Transforming the nation’s economic structure; improving the social safety net; social fairness and justice; regional peace and stability and cross-strait relations; and the diplomatic and global challenges Taiwan faces were the five main points President Tsai Ing-wen (蔡英文) talked about in her inauguration speech yesterday.
Acceptance of the so-called “1992 consensus,” which Beijing had been trying to browbeat Tsai into acknowledging in the speech, was not mentioned.
After Tsai and Vice President Chen Chien-jen (陳建仁) were sworn in at the Presidential Office Building in Taipei, Tsai delivered her inauguration speech, first lauding “the democratic institutions of this country, which have allowed us to accomplish Taiwan’s third transition of political power through a peaceful electoral process.”
Democracy and the people were the main themes throughout the speech that followed.
The future of the nation lies with the younger generation and “to change young people’s predicament is to change the country’s predicament,” she said.
“When its young people have no future, a country is certain to have no future,” she added.
Tsai said her government would work to build a better nation in five main areas:
To change its economic structure, Taiwan must “bravely chart a different course — and that is to build a New Model for Economic Development for Taiwan,” Tsai said.
The new model would aim to enhance the vitality and autonomy of the economy, reinforce Taiwan’s global and regional connections, and actively participate in multilateral and bilateral economic cooperation as well as free-trade negotiations including the Trans-Pacific Partnership and Regional Comprehensive Economic Partnership, she said.
Tsai said her New Southbound Policy would “elevate the scope and diversity of our external economy, and to bid farewell to our past overreliance on a single market.”
The president cited several recent incidents of violent crime affecting the safety of children and youth that should be addressed by “mending holes in areas such as public safety, education, mental health and social work.”
Pension reform and long-term care services were two other topics she talked about in regards to the social safety net.
“Vice President Chen Chien-jen is spearheading the establishment of a Pension Reform Committee,” she said, adding that her administration will convene “a national congress on pension reform that brings together representatives from different social classes and occupations to engage in negotiations on the basis of societal unity. Within a year, we will offer a workable proposal for reform.”
Preparing Taiwan for the arrival of a rapidly aging society, the government is also to build “a high-quality, affordable and extensive long-term care system,” Tsai said.
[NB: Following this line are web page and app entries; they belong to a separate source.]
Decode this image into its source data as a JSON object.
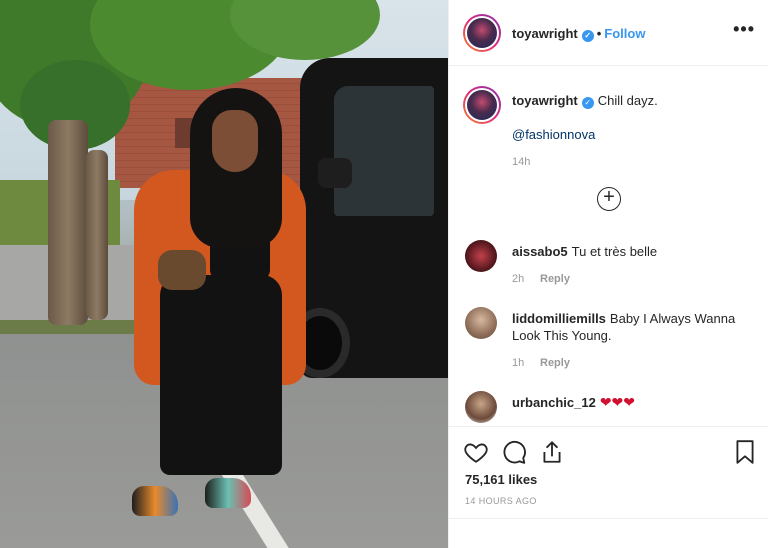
{
  "post": {
    "username": "toyawright",
    "verified": true,
    "follow_label": "Follow",
    "dot": "•",
    "more_icon": "•••",
    "caption": "Chill dayz.",
    "mention": "@fashionnova",
    "caption_time": "14h",
    "load_more_icon": "+"
  },
  "comments": [
    {
      "user": "aissabo5",
      "text": "Tu et très belle",
      "time": "2h",
      "reply_label": "Reply"
    },
    {
      "user": "liddomilliemills",
      "text": "Baby I Always Wanna Look This Young.",
      "time": "1h",
      "reply_label": "Reply"
    },
    {
      "user": "urbanchic_12",
      "text": "❤❤❤"
    }
  ],
  "stats": {
    "likes": "75,161 likes",
    "posted": "14 HOURS AGO"
  },
  "icons": {
    "like": "heart-icon",
    "comment": "comment-icon",
    "share": "share-icon",
    "save": "bookmark-icon",
    "verified": "verified-badge-icon"
  },
  "colors": {
    "link": "#3897f0",
    "mention": "#003569",
    "muted": "#999999",
    "heart": "#d10f2f"
  }
}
“The new administration’s approach is for the government to lead and plan, while encouraging citizens to organize in communities; through the efforts of collective social assistance, our goal is to build an adequate and comprehensive system,” she added.
Tsai said her government would continue to work with the public “to align its policies with the values of diversity, equality, openness, transparency, and human rights, so as to deepen and develop Taiwan’s democratic institutions.”
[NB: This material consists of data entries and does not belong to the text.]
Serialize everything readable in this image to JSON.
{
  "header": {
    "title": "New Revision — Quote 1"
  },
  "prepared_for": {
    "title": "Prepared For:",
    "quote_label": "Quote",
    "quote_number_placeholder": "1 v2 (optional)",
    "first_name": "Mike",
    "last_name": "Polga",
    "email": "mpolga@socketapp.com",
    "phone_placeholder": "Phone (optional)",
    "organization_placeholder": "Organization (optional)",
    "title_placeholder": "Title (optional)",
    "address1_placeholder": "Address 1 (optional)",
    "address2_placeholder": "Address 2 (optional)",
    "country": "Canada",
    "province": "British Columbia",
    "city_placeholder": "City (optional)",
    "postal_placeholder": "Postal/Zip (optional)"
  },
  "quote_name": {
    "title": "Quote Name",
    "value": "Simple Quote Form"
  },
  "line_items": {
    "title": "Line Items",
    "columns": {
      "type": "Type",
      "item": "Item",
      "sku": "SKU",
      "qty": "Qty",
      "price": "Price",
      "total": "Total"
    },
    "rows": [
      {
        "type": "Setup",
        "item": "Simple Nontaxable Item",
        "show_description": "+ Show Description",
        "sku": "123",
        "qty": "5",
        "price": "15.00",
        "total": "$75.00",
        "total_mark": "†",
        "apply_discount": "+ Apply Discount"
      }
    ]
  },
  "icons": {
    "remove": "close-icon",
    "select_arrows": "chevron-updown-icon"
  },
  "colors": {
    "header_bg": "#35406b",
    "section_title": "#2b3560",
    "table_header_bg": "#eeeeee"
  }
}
A Truth and Reconciliation Commission is to be established in the Presidential Office to address issues from the past, and the “transitional justice” the commission is expected to help achieve would bring about “true social reconciliation,” the president said.